|The need for dry, moderate, or wet soils. This can be accomodated through proper irrigation, maintenance and/or design
|Trees well suited for planting along roads, or in tree pits, when specified as upright or vase-shaped form for small trees, and limbed up to a safe height, and not obstruct view for traffic. Trees with large fruit can be planted in low density areas
|Trees well suited for planting in tough areas with high pollution from both the air, as well as salt spray from the road. These species are often also well-suited for stormwater control facilities.
|Species that may be acceptable to be planted below powerlines, due to size or stature. These species have not been reviewed by Dominion Virginia Power, and utility companies maintain the right to prune or trim any trees or vegetation

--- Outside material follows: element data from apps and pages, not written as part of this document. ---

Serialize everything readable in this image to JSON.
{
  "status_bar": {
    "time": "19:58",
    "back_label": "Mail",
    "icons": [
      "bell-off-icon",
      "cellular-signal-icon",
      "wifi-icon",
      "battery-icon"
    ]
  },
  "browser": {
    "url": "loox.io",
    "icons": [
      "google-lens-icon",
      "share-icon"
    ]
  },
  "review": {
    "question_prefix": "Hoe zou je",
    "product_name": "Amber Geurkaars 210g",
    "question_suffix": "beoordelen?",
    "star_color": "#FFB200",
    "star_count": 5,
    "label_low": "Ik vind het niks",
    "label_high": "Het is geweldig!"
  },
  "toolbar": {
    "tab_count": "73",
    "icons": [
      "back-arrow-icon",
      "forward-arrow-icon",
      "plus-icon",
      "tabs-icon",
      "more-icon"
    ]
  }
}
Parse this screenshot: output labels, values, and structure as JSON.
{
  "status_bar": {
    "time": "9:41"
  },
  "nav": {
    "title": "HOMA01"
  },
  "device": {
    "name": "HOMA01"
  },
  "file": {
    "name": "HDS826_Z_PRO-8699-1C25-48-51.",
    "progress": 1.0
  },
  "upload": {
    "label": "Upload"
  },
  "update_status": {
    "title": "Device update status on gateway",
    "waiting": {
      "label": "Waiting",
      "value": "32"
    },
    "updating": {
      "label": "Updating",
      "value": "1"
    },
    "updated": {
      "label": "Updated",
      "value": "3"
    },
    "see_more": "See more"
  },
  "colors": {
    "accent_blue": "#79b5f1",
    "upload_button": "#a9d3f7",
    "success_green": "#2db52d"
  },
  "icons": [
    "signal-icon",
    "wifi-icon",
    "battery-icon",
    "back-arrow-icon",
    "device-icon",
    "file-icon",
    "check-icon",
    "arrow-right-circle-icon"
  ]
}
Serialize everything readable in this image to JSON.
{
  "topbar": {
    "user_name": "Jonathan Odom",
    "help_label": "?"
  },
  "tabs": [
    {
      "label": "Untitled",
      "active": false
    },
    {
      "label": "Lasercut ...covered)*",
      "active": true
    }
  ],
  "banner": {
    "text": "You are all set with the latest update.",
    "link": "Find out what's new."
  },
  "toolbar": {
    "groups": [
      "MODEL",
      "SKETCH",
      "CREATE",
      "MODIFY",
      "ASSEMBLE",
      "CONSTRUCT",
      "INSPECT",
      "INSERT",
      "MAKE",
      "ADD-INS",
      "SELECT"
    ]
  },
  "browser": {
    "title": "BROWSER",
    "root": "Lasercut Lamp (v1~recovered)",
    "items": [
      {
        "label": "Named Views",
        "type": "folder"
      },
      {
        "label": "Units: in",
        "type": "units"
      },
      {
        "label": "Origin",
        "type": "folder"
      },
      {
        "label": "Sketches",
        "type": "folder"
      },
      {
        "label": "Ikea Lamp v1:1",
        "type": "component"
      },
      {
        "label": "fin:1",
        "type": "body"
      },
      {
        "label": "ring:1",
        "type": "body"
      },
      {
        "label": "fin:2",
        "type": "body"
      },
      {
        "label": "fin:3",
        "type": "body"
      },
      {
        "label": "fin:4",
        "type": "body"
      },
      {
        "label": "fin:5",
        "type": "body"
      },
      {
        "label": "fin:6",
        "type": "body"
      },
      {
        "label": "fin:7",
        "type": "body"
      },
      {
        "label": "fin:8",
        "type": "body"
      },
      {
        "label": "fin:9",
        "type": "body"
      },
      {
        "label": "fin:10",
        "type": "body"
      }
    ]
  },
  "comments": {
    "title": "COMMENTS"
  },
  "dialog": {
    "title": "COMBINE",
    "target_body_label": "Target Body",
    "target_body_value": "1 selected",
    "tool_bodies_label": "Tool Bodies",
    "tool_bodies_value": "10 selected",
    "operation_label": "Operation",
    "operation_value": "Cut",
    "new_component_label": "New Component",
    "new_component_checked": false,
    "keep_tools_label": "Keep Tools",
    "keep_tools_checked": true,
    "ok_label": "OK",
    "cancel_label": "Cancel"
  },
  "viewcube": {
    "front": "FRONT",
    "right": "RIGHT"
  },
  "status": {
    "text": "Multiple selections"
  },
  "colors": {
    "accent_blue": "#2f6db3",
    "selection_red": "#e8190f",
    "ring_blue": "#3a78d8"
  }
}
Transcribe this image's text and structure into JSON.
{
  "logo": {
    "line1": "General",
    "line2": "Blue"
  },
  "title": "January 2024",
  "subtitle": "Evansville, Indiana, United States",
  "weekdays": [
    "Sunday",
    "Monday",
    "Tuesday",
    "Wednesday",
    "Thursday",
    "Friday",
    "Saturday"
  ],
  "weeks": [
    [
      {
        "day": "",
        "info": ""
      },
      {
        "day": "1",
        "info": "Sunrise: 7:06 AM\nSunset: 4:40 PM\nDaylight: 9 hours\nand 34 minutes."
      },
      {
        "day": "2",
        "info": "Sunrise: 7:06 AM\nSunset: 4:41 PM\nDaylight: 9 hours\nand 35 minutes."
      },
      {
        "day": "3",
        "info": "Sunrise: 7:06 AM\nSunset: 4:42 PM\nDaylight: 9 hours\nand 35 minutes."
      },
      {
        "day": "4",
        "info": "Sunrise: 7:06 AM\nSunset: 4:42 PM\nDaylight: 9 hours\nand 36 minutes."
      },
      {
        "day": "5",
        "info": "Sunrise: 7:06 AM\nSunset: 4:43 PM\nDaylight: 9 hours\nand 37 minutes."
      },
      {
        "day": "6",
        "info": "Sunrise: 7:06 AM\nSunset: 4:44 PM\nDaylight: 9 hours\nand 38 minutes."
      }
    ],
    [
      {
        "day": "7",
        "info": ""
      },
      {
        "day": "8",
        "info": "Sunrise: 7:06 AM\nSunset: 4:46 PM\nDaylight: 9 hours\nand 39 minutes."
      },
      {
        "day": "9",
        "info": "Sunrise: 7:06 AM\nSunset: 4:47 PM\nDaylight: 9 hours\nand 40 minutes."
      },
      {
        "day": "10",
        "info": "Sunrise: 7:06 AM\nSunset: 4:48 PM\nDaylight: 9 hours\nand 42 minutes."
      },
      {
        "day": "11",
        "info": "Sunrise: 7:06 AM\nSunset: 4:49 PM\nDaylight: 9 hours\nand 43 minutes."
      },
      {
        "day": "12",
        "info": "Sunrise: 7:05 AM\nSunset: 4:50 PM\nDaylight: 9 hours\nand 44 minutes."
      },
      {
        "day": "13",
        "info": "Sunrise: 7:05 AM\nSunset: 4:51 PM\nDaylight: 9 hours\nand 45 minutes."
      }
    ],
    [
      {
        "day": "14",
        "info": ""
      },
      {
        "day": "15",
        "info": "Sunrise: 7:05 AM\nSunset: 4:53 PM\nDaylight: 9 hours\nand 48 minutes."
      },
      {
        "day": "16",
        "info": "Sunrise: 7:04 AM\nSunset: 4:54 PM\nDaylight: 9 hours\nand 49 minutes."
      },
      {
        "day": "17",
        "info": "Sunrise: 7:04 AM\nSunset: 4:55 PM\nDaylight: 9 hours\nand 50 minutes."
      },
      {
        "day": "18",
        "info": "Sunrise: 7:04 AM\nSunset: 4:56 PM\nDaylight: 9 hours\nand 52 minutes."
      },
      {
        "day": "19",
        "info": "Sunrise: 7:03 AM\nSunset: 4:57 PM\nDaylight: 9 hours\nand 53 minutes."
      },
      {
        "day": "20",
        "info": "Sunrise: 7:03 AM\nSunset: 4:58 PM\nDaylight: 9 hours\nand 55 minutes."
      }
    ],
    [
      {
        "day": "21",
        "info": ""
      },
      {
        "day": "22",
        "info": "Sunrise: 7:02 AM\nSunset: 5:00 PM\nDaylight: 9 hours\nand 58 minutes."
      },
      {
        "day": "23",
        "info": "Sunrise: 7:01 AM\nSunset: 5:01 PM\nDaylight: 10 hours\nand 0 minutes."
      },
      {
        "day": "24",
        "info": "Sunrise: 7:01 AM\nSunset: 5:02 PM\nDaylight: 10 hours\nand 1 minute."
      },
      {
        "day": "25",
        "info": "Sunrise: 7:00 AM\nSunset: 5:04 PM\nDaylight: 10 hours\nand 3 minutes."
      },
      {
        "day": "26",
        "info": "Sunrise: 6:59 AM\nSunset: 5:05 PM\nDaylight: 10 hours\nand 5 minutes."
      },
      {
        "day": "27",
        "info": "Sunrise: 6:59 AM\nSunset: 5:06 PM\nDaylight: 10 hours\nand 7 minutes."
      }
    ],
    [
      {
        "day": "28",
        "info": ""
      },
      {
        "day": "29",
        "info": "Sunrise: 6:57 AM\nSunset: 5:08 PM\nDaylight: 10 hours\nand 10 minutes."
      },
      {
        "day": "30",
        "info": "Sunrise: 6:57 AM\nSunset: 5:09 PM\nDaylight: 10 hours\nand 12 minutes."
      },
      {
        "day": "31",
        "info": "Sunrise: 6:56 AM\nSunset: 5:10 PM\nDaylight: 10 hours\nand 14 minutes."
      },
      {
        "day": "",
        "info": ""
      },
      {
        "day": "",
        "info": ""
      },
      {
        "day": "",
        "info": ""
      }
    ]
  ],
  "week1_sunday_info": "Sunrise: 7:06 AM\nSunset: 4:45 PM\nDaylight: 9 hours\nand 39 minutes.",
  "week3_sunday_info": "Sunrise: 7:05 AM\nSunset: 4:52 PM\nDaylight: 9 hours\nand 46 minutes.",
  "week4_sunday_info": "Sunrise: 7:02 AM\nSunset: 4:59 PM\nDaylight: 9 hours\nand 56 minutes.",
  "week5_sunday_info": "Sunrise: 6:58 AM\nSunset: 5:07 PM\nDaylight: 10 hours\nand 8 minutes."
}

|Use in stormwater solutions
|Trees that may be appropriate to be planted in regulated stormwater BMPs. Street tree BMPs not currently permitted
|Visual Attraction/food source
|Interest from the tree that sets it apart from other trees, or potential food source. Do your research before eating, and confirm your identification.
|Locally native (native to Arlington), regionally native (native to Mid-Atlantic) or non-native (not native to Mid-Atlantic)
|A tree likely to grow to a size where it will cast significant shade on the surrounding environment, reducing energy costs and urban heat island effect.
|Notes for use/Disease susceptibility
|Notes for specifying this tree, suggested cultivars, and potential pest issues.
|Minimum Soil Volume
|Minimum soil volumes required to allow the tree to meet its genetic potential size.
|Chesapeake Bay Preservation Ordinance Size requirement (height or caliper)
|Minimum required height or caliper for a tree to be counted for Chesapeake Bay Preservation Ordinance tree canopy requirements
|Chesapeake Bay Preservation Ordinance Minimum Spread requirement (Feet)
|Minimum required spread for a tree to be counted for Chesapeake Bay Preservation Ordinance tree canopy requirements
|Chesapeake Bay Preservation Ordinance Coverage (including native bonus)
|Total coverage given to each species, according to the table below